RK: I've played around and experimented a lot. Having a major injury, I've been fortunate to have a lot of mentors I've looked up to and learned from. I started an anti-inflammatory diet, so I removed a lot of the things that create inflammation in the body such as dairy, sugar,s and gluten. I’ve been consuming a lot more foods that promote anti-inflammation in the body.
I've found that when I’m on more of a plant-based diet, I have a lot more energy, so I try to stick to plants, vegetables, and fruits. I live on the ocean so I eat a lot of fish too.
But in this sport, because of the volume of training, you have to eat volume and that’s just how it is. Sometimes it's really hard for me to eat enough.
Ryan Kempson On Recovery
SR: What does your recovery protocol look like?
RK: I have specialists that I work with for hands-on work, but I also do a lot of work in deep water with a flotation belt. The method I use is called The Burdenko Method, founded by Dr. Igor Burdenko.

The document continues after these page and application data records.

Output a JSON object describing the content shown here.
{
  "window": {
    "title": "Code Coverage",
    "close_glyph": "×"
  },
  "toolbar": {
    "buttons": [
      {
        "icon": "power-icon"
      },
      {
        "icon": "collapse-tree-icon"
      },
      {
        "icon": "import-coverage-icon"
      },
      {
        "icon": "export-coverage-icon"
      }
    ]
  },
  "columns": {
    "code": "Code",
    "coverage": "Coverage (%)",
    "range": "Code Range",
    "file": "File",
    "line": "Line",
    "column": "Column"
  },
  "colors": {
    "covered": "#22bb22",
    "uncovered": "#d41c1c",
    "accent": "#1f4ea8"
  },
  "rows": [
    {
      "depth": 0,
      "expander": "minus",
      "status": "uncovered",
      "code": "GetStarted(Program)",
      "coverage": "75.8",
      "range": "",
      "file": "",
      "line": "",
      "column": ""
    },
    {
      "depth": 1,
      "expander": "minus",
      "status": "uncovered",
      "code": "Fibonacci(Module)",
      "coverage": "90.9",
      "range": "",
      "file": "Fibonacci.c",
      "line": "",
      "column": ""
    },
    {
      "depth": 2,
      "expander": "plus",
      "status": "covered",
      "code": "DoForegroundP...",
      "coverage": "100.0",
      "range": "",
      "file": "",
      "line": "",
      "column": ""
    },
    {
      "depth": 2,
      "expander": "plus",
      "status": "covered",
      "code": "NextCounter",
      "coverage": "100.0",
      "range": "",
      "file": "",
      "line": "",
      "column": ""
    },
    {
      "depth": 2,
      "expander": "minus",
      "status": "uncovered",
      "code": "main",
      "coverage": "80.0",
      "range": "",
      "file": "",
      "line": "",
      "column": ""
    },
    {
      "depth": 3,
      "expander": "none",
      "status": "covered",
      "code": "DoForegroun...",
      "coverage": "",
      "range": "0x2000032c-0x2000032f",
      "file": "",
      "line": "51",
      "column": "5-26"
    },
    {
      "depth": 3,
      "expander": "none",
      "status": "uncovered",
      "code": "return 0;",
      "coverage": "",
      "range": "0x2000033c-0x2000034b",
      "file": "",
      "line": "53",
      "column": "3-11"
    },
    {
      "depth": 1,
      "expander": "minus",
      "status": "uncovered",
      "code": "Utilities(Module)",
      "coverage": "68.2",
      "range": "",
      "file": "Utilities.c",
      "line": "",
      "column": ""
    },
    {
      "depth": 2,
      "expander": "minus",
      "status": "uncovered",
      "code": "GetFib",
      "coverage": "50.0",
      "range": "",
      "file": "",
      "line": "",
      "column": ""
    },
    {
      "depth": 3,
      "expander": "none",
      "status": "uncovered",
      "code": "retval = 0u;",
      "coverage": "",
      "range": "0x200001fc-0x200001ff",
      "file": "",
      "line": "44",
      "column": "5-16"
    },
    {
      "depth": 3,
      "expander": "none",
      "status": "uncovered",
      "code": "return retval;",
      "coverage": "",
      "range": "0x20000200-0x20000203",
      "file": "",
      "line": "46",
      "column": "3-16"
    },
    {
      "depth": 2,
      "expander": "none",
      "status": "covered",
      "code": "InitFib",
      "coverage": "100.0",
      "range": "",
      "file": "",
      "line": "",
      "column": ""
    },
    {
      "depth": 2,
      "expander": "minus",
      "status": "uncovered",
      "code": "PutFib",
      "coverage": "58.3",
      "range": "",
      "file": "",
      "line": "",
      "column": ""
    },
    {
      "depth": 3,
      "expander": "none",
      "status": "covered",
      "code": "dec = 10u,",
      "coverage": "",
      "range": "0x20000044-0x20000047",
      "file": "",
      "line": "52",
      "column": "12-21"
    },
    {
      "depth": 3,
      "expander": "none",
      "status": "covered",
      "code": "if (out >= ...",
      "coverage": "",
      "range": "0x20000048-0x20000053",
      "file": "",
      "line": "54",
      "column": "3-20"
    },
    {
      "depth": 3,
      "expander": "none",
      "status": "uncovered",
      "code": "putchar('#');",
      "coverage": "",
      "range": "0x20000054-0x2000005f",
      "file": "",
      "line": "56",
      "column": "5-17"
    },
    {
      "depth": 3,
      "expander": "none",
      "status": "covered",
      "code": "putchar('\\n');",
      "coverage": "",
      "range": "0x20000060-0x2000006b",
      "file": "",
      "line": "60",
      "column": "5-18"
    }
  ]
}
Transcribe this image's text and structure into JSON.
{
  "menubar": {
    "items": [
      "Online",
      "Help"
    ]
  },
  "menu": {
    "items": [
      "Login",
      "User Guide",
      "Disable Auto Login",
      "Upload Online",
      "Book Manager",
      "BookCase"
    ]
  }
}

You wear a flotation belt in the pool, and most of the exercises are vertical, but it's not your typical aqua jogging. It’s a lot of movements for mobility where you just move freely in the water. The main benefit is that you're de-loading the body because there's no gravity on it. Also, the pool has what you call hydrostatic pressure, so it’s the same concept as compression, except the deeper in the pool you go, the greater the pressure is. Think of it like a natural gradient compression system for the circulatory system. De-loading and the pressure really helps speed up the recovery process.
Ryan Kempson On Mental Strength
SR: How do you strengthen your mind to prepare for races?
RK: I learned visualization techniques during football in high school by studying a lot of film. I was on a football field on defense trying to diagnose plays, and little things happen in a split second, and you learn to identify and recognize them.
When it comes to a race, I have a game plan, I know what I'm capable of, and I have a strategy. You have to adjust, but I go through the different scenarios in my head so that when they come out in a race, I’m ready to handle them. To me, the point of visualization isn't so that you can consciously make decisions while competing, it's so you can unconsciously make decisions. They just become natural, and I really believe in that.
I also do a lot of hot Bikram yoga, which is an hour and a half in a very hot room with very high humidity. You're uncomfortable for an hour and a half, so that helps translate to whether you're racing in heat or cold, but it's about focusing on you and yourself and the task while you're forced to breathe through your nose for the hour and a half.
Any type of mental training or visualization links back to meditation and controlling your breathing. And when it comes to racing, that pain we endure, and uncomfortableness, whether it's heat, cold, stress, sleet, it's easier because you're used to enduring that pain.
SR: How do you push through tough days?
RK: I always listen to my body, so I try not to push too hard, but to stay with that grind, I think about what I want to accomplish. A lot of people enjoy the journey of training and preparing for something, then they celebrate that at a race. I might be a little bit darker in the sense that I don't always enjoy the training or racing. It’s painful, but I love the outcome. It sucks the whole time running up a mountain, but when you get to the top, and look back at what you accomplished, after doing everything you could to get to that goal, there's no better feeling to me than that.